Question: It’s so cold that I have to ride with mittens instead of gloves. It’s nearly impossible to work my brake/shift levers because there’s no separation between my fingers. The mitten material jams between the brake lever and the smaller shift lever. Any solutions? — Amy P.
Coach Fred Matheny Replies: Shifting in cold weather was easiest in the era of indexed down-tube levers. No matter how bulky your hand protection, you could reach down and nudge the lever forward or backward until it clicked into the gear you wanted.
You’re right — modern brake/shift systems require a more dexterous touch. Mittens or even thick gloves can make shifting difficult.
Here are four solutions:
- Consider setting up a winter bike with old-school down-tube shifters. Bar-end shifters are easy to operate with mittens, too. A mountain bike with GripShift throttle-like shifters works well for winter road riding and has the added advantage of going slower, due to the tires’ greater rolling resistance, so you don’t feel as much windchill.
- Shop around for insulated gloves that will keep your hands reasonably warm while improving dexterity. Adding a thin polypro glove liner might give you as much warmth as mittens.
- Split the difference by wearing “lobster” gloves instead of regular gloves or mittens. Lobsters have three compartments — for your thumb, first two and last two fingers. They pool fingers for more warmth but give you more dexterity, too.
- Ride a one-speed or fixed-gear bike in winter. Then you don’t need to shift at all!
Stephen Weeks says

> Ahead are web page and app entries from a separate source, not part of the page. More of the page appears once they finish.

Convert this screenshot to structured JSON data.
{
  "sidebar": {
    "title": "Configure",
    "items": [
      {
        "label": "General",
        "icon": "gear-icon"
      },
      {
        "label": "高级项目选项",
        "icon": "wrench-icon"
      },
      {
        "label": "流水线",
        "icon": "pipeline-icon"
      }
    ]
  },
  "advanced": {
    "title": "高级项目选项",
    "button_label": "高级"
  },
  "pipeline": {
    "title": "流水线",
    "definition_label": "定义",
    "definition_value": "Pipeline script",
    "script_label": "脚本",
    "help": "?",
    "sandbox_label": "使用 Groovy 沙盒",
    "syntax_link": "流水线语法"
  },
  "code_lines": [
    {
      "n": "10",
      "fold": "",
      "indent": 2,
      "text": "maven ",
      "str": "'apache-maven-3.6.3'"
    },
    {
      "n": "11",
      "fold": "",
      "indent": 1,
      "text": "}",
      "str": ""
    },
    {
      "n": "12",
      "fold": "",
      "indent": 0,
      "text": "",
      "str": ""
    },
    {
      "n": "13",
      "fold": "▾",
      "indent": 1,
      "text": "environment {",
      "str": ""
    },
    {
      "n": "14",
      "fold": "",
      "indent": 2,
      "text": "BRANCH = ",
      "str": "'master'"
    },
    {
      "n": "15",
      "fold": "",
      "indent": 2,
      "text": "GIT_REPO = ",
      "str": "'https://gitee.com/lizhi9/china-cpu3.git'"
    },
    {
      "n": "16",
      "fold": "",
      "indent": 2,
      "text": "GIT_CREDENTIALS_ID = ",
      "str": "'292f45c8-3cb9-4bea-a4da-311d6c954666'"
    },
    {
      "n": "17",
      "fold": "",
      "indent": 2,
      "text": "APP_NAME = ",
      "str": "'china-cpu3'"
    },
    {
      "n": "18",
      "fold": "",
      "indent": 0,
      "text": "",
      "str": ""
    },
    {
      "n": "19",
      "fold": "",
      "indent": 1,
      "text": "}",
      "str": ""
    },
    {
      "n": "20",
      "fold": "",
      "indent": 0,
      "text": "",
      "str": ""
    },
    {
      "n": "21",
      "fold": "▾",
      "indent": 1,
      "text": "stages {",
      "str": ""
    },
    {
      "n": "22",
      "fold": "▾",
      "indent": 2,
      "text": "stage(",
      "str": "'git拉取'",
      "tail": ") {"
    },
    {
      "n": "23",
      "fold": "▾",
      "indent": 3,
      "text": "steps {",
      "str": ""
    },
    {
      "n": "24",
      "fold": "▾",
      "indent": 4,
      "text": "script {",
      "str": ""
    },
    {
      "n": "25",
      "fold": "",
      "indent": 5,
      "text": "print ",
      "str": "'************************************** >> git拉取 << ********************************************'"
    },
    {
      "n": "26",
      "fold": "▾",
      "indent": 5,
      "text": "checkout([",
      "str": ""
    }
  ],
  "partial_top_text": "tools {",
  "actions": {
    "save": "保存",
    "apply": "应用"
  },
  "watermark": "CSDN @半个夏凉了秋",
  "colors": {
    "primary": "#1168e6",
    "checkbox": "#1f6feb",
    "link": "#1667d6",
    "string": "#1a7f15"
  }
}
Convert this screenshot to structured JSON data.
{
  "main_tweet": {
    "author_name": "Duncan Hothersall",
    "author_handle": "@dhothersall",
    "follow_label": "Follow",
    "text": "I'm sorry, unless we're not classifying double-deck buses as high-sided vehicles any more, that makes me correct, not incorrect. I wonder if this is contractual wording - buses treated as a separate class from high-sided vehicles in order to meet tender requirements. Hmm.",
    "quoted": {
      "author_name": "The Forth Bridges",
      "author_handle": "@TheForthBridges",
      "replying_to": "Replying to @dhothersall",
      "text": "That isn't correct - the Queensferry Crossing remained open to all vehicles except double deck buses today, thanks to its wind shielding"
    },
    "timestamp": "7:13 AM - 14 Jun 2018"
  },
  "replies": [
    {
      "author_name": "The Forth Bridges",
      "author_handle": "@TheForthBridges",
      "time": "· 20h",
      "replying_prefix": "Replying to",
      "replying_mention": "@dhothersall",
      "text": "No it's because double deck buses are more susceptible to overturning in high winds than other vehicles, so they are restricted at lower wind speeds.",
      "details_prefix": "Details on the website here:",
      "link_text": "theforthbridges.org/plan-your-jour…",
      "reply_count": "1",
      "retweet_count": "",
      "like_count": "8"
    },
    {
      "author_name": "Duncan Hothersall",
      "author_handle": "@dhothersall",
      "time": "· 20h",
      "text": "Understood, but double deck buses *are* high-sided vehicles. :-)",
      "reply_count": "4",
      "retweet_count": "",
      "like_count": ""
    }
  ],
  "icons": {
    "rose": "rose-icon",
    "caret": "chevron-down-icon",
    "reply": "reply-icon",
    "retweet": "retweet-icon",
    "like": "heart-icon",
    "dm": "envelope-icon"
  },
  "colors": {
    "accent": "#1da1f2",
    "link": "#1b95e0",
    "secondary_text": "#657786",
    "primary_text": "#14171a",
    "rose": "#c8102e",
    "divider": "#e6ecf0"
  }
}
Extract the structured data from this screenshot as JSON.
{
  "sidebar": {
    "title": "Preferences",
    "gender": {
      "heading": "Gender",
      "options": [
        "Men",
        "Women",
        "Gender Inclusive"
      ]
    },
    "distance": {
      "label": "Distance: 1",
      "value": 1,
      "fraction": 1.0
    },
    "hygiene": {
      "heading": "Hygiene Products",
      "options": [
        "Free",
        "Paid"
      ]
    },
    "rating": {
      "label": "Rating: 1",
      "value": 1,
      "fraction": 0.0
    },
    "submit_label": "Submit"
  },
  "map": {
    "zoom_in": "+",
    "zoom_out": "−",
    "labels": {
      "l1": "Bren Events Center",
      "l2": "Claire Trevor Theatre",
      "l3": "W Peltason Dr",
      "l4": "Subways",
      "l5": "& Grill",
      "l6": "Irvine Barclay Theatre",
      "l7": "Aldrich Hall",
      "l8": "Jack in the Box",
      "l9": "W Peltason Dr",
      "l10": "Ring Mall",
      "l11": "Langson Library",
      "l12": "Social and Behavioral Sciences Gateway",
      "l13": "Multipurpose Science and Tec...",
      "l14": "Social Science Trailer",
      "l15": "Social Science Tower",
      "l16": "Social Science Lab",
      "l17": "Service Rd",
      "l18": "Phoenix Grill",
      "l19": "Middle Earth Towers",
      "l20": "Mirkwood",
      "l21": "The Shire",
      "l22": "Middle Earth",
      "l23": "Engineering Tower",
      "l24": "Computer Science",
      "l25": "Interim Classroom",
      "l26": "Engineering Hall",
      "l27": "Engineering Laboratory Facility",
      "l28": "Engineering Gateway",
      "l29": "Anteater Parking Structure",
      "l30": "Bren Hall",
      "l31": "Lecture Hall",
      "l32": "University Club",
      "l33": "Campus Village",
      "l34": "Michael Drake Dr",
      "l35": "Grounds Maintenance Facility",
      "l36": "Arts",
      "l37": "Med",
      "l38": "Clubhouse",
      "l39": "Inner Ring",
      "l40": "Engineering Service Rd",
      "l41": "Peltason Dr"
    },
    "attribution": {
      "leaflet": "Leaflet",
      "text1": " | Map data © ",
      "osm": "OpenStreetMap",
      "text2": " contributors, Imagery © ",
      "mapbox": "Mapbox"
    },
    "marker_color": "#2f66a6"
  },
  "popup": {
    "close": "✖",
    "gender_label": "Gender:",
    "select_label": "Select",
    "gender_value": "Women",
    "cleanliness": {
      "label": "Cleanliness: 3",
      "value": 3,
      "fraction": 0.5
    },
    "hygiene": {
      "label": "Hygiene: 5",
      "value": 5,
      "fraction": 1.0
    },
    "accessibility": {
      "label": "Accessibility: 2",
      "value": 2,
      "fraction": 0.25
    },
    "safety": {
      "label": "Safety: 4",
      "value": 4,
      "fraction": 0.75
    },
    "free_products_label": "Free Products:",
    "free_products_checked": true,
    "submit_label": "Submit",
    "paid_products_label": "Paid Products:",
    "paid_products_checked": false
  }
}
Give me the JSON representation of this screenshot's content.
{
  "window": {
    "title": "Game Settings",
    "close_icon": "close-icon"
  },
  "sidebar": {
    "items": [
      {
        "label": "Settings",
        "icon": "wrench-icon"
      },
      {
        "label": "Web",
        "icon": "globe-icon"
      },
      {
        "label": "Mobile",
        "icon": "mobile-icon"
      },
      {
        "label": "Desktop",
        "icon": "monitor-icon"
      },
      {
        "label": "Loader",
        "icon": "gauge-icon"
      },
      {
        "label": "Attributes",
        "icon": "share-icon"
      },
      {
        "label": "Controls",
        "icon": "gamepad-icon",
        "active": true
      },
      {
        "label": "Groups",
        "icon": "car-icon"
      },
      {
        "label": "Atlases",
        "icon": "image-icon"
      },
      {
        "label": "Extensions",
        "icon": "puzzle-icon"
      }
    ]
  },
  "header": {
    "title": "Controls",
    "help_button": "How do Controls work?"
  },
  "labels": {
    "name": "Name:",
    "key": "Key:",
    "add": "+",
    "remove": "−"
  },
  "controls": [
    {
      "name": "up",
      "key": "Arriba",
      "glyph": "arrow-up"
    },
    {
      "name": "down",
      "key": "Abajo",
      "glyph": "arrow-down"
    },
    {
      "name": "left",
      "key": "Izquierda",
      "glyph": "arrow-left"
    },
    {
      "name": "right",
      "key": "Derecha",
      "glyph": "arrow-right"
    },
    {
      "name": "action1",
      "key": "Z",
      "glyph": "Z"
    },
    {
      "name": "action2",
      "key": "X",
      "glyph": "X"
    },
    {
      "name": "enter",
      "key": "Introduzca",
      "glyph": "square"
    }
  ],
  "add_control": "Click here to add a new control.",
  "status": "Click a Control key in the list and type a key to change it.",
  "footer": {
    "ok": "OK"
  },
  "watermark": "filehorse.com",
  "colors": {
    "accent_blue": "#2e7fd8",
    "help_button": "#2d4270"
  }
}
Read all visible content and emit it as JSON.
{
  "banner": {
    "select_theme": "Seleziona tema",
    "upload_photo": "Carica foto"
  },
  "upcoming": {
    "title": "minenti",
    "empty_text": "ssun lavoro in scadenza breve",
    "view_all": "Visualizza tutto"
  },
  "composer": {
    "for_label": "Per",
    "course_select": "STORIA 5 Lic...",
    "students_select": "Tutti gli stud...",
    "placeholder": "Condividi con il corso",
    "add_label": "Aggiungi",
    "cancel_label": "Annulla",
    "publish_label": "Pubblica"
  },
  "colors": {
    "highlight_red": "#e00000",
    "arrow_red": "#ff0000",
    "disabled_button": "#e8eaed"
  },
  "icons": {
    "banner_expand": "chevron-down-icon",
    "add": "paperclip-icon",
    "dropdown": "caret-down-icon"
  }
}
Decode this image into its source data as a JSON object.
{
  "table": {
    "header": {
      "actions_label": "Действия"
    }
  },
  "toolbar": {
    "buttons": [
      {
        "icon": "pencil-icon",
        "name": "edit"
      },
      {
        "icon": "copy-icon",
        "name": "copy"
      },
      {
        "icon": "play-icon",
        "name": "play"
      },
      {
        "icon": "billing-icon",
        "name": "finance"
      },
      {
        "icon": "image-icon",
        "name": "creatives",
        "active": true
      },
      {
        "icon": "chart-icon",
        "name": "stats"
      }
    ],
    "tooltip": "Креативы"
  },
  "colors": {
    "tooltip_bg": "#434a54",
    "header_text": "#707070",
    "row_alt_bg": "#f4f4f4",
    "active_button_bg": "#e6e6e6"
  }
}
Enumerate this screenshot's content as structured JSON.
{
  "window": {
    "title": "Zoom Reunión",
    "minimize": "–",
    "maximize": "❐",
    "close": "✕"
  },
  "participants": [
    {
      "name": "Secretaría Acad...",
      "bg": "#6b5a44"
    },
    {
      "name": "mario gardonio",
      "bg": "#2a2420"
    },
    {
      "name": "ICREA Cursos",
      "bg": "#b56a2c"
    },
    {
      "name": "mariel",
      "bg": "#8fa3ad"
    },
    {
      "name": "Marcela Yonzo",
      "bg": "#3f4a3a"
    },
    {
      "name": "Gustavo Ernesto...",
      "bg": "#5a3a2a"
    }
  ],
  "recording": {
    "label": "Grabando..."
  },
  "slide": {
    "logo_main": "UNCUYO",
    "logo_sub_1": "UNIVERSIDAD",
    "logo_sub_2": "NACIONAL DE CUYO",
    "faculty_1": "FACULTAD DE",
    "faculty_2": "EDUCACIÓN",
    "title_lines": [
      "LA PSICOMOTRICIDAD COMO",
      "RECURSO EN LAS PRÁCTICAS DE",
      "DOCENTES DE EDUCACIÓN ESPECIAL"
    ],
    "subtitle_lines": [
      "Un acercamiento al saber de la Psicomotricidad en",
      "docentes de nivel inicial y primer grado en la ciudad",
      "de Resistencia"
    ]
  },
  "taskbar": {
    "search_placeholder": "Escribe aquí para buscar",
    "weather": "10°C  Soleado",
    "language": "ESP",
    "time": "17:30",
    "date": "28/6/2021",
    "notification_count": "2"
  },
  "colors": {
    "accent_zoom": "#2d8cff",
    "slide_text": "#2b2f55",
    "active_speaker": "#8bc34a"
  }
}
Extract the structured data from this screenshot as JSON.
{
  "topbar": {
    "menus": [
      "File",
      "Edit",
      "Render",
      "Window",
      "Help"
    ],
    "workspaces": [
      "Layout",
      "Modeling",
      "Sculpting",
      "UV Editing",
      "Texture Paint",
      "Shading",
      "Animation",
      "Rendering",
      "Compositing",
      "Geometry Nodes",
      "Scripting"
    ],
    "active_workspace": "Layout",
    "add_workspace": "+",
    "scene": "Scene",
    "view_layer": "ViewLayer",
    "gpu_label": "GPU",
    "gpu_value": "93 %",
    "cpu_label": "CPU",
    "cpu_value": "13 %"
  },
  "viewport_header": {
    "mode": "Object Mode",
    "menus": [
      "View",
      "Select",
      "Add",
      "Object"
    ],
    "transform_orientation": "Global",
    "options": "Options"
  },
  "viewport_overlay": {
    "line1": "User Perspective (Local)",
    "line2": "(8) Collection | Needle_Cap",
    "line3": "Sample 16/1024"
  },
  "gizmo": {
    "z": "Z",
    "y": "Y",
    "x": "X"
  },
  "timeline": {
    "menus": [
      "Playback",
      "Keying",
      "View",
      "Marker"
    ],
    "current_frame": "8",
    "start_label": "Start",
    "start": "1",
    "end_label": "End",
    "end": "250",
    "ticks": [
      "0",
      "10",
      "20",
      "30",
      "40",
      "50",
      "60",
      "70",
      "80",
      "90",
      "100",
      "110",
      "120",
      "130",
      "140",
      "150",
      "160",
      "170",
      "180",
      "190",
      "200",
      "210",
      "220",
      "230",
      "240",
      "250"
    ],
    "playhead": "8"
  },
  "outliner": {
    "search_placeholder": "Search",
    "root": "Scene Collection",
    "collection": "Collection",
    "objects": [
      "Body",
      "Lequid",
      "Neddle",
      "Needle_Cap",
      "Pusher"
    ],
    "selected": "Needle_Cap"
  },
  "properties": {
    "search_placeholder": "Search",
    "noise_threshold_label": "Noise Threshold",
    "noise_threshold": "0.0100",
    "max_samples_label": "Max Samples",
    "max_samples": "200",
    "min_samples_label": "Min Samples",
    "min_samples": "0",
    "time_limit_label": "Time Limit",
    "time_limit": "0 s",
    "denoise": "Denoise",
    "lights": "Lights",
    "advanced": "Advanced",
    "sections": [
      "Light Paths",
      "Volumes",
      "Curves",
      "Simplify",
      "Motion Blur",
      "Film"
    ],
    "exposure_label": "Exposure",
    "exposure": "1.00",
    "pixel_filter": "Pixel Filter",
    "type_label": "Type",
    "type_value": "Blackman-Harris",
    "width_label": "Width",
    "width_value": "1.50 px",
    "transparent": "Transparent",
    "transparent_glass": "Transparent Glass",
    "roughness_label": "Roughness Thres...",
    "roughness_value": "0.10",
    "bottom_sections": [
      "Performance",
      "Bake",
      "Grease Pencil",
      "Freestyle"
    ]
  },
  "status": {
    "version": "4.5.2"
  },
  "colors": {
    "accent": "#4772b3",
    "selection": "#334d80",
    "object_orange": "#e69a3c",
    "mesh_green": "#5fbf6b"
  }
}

Lobster Mitts all the way! I have a pair of Pearl Izumis that I’ve used down to 20 below zero Fahrenheit. I have no trouble operating the STI shifters on my road bike or the trigger shifters on my mountain bike and commuter bike.